For Mata Lopez, highlighting the unique cultural and communal strengths of this population in research is critical, as is the need to highlight the persisting disparities and inequities in mental health outcomes that she witnesses first-hand among her Latina immigrant patients. Among these is suicide – which remains among the top leading causes of death among Hispanic women in the U.S., particularly adolescents and young women aged 25-54. As concerning as these statistics are, they only reflect the aggregated risk of suicide among Hispanic women in the U.S. – and some research suggests that immigrant Hispanic women are at disproportionately higher risk of suicide (compared to U.S. born counterparts). She sees these statistics reflected in her clinical practice, and this is perhaps, why, she feels such urgency to highlight the complex (and often invisible) experiences of suicide and suicide survivorship among Latina immigrants in research.
As a third-year PhD candidate at the Johns Hopkins School of Nursing (JHSON), Mata Lopez’s study – funded by the National Institute on Minority Health and Health Disparities – engages community and stakeholders as partners to identify key cultural, communal, and structural factors that can mitigate (or exacerbate) the risk of suicide among Latina immigrants in Baltimore. This study, she says, has been a “community effort.” “It would not be possible without [our] community partners at Centro SOL, the incredible members of community advisory board, and the mentors who are guiding and supporting me as I embark on this work.” This includes Kathleen Page, associate professor at the School of Medicine, and JHSON Associate Professor Teresa Brockie.
Under Brockie’s leadership and mentorship, Mata Lopez is researching the historical and contemporary factors that exacerbate and mitigate the risk of suicide and suicide clusters among reservation-based Native American youth at Montana’s Fort Belknap Reservation. Under Nancy Glass and Shannon Doocy’s mentorship at the Center for Humanitarian Health, Mata Lopez also worked on a multi-country study evaluating the impact of cash-transfer programs implemented by the United Nations Population Fund. The cash transfer programs, which targeted girls and women and survivors of gender-based violence in displaced contexts, sought to improve the psychological wellbeing, reproductive health, and safety outcomes of participants.

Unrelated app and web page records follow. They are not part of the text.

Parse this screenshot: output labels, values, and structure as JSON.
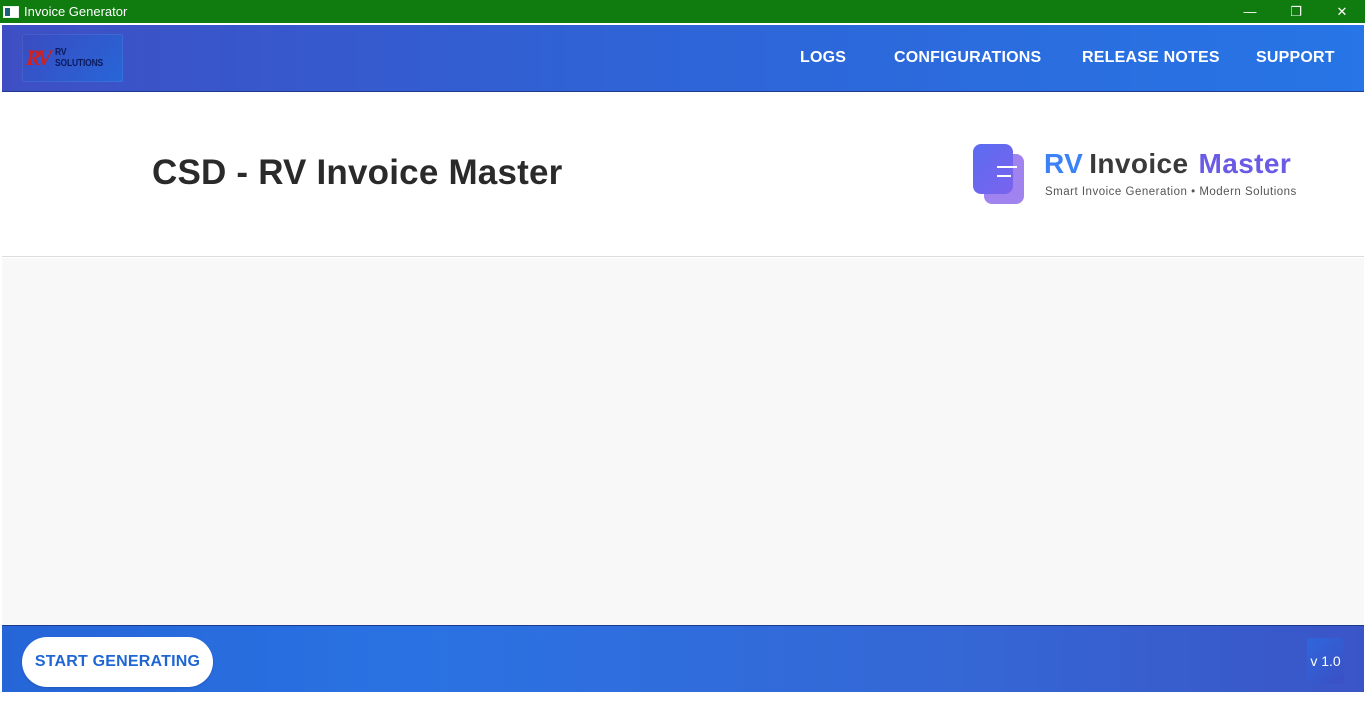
{
  "window": {
    "title": "Invoice Generator",
    "controls": {
      "minimize": "—",
      "restore": "❐",
      "close": "✕"
    },
    "titlebar_color": "#107c10"
  },
  "header": {
    "brand_logo": {
      "mark": "RV",
      "text": "RV SOLUTIONS"
    },
    "nav": [
      {
        "label": "LOGS"
      },
      {
        "label": "CONFIGURATIONS"
      },
      {
        "label": "RELEASE NOTES"
      },
      {
        "label": "SUPPORT"
      }
    ],
    "gradient": [
      "#3e4fc4",
      "#2775e6"
    ]
  },
  "hero": {
    "page_title": "CSD - RV Invoice Master",
    "product_logo": {
      "word_rv": "RV",
      "word_invoice": "Invoice",
      "word_master": "Master",
      "tagline": "Smart Invoice Generation • Modern Solutions",
      "icon": "document-stack-icon"
    }
  },
  "footer": {
    "start_button_label": "START GENERATING",
    "version": "v 1.0"
  },
  "colors": {
    "accent": "#1e66d4",
    "wordmark_blue": "#3b82f6",
    "wordmark_purple": "#6a5be6",
    "content_bg": "#f8f8f8"
  }
}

Beyond the policy implications of her research and clinical endeavors, Mata Lopez has served as a member of the Proposition 64 Advisory Committee through the Department of Health Care Services for the State of California, and a member of the National Hispanic Nurses’ Association (NAHN) Policy and Advocacy Committee. She integrates all of these lessons, experiences, and assets to highlight the need for nurses take an active role in the policy process. As a teaching instructor for the Policy Honors Program at Johns Hopkins, she adds, “I emphasize the need to engage community at all stages of the policy-making process,” and “use my experiences to help students see that meaningful impact and change through policy can happen at many levels – certainly at the state, national and global level, but also at the clinic level, and community level.”

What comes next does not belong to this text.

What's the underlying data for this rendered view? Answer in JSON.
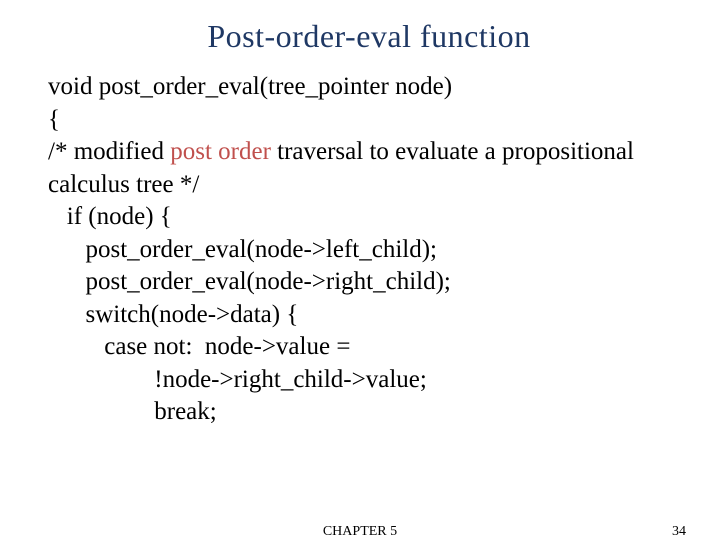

Mata Lopez also serves as a member of the nursing faculty at Aaniiih Nakoda College, a tribal community college serving the Fort Belknap community, where she teaches mental health nursing. “This truly has been one of the highlights of my nursing career. I get the opportunity to serve this community and to play a small role in the training of the next group of predominantly Native nurses to join the workforce,” she concludes.
She is a recipient of the Minority Doctoral Fellowship through the Substance Abuse and Mental Health Services Administration/American Nurses Association. Mata Lopez was awarded the 2023 Nurses’ Educational Funds and Johnson & Johnson Health Equity Scholarship, and the 2023 Abbott Scholarship through the NAHN. She also received the 2023 Excellence in Health Equity Research Award from the JHSON, and she is a member of the Sigma Theta Tau International Honor Society.